*Exercise prompt*
Check the records below for the word "heading" and state how many lines contain it, replying with the number only.

━━━━━ Provided data ━━━━━

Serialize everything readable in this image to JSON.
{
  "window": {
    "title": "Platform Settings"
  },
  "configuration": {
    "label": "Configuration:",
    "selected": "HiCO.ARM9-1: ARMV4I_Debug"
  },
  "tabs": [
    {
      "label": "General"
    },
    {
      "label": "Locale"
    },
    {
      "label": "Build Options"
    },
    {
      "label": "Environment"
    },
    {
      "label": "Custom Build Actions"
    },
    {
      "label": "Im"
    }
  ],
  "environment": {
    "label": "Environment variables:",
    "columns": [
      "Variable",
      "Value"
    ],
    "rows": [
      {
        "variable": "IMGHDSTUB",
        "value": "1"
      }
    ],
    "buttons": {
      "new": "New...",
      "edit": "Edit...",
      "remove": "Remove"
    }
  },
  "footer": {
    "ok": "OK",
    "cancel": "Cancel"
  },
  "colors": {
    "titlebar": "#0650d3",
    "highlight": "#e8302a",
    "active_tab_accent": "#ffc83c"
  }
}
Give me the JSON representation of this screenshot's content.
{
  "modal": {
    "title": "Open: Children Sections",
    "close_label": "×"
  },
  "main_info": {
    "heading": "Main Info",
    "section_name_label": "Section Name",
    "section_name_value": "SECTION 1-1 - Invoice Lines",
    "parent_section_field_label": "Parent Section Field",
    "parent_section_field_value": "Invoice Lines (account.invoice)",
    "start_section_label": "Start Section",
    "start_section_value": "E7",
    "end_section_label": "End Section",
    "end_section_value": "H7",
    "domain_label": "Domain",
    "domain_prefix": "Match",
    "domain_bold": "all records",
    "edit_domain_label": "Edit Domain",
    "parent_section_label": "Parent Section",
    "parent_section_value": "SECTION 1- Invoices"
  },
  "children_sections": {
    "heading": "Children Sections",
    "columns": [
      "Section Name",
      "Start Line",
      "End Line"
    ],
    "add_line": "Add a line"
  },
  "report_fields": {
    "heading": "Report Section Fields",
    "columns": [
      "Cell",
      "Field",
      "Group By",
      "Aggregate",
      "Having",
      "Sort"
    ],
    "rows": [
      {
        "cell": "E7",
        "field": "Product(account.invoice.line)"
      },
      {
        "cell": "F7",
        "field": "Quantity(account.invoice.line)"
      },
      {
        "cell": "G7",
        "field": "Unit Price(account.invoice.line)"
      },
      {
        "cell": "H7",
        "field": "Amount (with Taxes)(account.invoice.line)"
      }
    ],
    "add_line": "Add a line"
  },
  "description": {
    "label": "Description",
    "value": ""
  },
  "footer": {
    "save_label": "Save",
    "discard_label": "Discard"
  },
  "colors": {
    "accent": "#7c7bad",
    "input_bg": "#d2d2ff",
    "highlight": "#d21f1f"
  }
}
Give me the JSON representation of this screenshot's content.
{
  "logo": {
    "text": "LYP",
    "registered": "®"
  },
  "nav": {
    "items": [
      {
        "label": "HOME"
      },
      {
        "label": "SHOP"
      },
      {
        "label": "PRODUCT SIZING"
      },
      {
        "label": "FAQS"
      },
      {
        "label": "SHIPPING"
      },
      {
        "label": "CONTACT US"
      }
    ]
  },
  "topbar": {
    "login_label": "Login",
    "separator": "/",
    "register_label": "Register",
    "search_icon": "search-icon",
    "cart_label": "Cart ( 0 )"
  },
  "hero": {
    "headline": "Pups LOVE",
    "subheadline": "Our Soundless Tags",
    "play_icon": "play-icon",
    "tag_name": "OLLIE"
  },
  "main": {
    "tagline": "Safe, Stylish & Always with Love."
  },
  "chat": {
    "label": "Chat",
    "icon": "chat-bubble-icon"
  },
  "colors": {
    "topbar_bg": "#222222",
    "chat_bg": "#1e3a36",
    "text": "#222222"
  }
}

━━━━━

*Response area*
3